When I walked into Elsie’s tiny kitchen, I was transported back to my godmother’s kitchen thirty years ago. Like Elsie, she was a self-sufficient woman who lived alone in a small terraced house in Cambridge. The David Parr House is full of familiar signs of quiet industriousness. Elsie’s yellow floral housecoat hangs on the kitchen wall next to her string shopping bag and a large scrubbing brush. My godmother wore a similar housecoat to do her ‘jobs’, as she called them, which included sweeping out the grate of her coal fire. Elsie’s small kitchen table, pushed up against a window, reminded me of my godmother’s table, where we used to eat stew out of blue enamel bowls. One difference: my godmother had a fridge, from which she would extract sugar-covered grapes for us as a treat. Elsie had to make do with a bucket for a cool box.
In some rooms the curators have reinstalled Bakelite switches for an authentic early-century look – but elsewhere the later white plastic remains. Upstairs there is more brown paint on the woodwork. In the small back bedroom hang sheets of canvas that Parr never got round to painting on. Further along the corridor, the walls of the main bedroom are an Arts and Crafts marvel with a pattern of red and green-edged leaves on red and green stalks and an ornate painted wooden ceiling. Elsie’s floral dresses hang neatly in the fitted wardrobe. A nice 1970s light pull hangs over the middle of the bed.

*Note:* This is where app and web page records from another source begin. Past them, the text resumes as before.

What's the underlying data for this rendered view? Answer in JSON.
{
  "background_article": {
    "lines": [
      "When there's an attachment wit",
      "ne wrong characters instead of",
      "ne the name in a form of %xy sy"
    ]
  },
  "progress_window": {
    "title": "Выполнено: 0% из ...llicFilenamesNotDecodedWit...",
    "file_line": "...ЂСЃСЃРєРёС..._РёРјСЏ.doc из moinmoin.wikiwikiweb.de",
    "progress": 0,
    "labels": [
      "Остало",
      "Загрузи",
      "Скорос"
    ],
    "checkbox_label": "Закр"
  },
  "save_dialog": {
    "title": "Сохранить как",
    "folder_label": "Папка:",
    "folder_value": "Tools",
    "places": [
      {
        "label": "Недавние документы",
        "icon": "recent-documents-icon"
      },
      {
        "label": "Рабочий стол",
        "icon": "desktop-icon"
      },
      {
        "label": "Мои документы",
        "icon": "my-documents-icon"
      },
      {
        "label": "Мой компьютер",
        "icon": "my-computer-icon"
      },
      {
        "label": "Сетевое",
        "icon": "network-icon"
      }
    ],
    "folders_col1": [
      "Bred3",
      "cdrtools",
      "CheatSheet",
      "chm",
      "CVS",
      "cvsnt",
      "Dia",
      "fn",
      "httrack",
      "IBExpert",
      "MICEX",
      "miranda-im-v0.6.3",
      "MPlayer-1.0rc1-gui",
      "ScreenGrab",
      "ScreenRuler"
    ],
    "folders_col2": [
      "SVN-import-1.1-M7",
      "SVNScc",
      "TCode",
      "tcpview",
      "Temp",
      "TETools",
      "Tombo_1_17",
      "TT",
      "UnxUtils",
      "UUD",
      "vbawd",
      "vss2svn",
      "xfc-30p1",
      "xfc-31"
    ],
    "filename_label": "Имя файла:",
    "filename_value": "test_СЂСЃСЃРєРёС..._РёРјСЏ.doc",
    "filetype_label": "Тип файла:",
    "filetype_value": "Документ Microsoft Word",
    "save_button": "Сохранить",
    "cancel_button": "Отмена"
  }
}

The house could have been forgotten – or snapped up, replastered, rewired, repainted, sold off. But ten years ago Tamsin Wimhurst, a social historian, started interviewing local people about the street and its history, and came across Number 186. She and her husband bought it in 2013. It was in a bad state: the roof was leaking and it was full of damp. They made the building watertight and, thanks to a sizeable Lottery grant, the process of restoring the interior began. It has now been turned back into a house full of secrets and treasures, where the everyday and the extraordinary sit side by side. Recently, Wimhurst and her husband bought the house next door, and turned it into a visitor centre, with a rental flat above to help generate income for the museum. After I walked in, it took a few minutes before I realised I’d been there before. A while ago, 184 Gwydir Street had been available to let as an ordinary family house and for a moment – whether out of nostalgia or desire for a change – I’d considered renting it. The green-painted kitchen I saw then has been ripped out; the back room is now decked out with samples of paint, fabrics and patterns to teach visitors about Parr and Morris and Co. I thought I remembered the ornate fireplace in the front room from my earlier visit, but it turns out it was salvaged from the F.R. Leach workshops in 2014 and installed during the recent building works. Memory is a tricky thing.